Task details: All the data below should be printed again without a single difference.

Dataset entries:
⁂

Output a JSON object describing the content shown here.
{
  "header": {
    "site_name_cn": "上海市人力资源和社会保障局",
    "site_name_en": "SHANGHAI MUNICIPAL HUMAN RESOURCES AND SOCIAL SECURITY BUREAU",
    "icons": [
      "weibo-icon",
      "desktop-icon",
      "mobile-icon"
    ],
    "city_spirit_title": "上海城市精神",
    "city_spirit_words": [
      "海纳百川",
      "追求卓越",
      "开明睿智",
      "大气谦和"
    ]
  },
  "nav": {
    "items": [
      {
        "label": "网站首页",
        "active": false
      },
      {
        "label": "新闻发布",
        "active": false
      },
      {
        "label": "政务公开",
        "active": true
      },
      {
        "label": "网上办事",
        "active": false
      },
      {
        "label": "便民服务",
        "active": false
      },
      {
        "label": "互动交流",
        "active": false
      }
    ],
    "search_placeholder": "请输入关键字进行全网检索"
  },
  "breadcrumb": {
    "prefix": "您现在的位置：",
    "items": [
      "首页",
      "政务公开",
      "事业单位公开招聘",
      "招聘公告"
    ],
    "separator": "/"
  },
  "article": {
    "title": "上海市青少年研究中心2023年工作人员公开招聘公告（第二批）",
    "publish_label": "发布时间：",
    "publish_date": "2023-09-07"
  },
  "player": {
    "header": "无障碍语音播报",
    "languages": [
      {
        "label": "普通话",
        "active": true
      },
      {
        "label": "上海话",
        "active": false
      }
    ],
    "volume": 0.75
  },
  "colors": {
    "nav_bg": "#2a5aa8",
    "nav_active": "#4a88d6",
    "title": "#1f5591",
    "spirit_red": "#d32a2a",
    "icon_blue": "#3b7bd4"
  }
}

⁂

Result of this task:
Output a JSON object describing the content shown here.
{
  "header": {
    "site_name_cn": "上海市人力资源和社会保障局",
    "site_name_en": "SHANGHAI MUNICIPAL HUMAN RESOURCES AND SOCIAL SECURITY BUREAU",
    "icons": [
      "weibo-icon",
      "desktop-icon",
      "mobile-icon"
    ],
    "city_spirit_title": "上海城市精神",
    "city_spirit_words": [
      "海纳百川",
      "追求卓越",
      "开明睿智",
      "大气谦和"
    ]
  },
  "nav": {
    "items": [
      {
        "label": "网站首页",
        "active": false
      },
      {
        "label": "新闻发布",
        "active": false
      },
      {
        "label": "政务公开",
        "active": true
      },
      {
        "label": "网上办事",
        "active": false
      },
      {
        "label": "便民服务",
        "active": false
      },
      {
        "label": "互动交流",
        "active": false
      }
    ],
    "search_placeholder": "请输入关键字进行全网检索"
  },
  "breadcrumb": {
    "prefix": "您现在的位置：",
    "items": [
      "首页",
      "政务公开",
      "事业单位公开招聘",
      "招聘公告"
    ],
    "separator": "/"
  },
  "article": {
    "title": "上海市青少年研究中心2023年工作人员公开招聘公告（第二批）",
    "publish_label": "发布时间：",
    "publish_date": "2023-09-07"
  },
  "player": {
    "header": "无障碍语音播报",
    "languages": [
      {
        "label": "普通话",
        "active": true
      },
      {
        "label": "上海话",
        "active": false
      }
    ],
    "volume": 0.75
  },
  "colors": {
    "nav_bg": "#2a5aa8",
    "nav_active": "#4a88d6",
    "title": "#1f5591",
    "spirit_red": "#d32a2a",
    "icon_blue": "#3b7bd4"
  }
}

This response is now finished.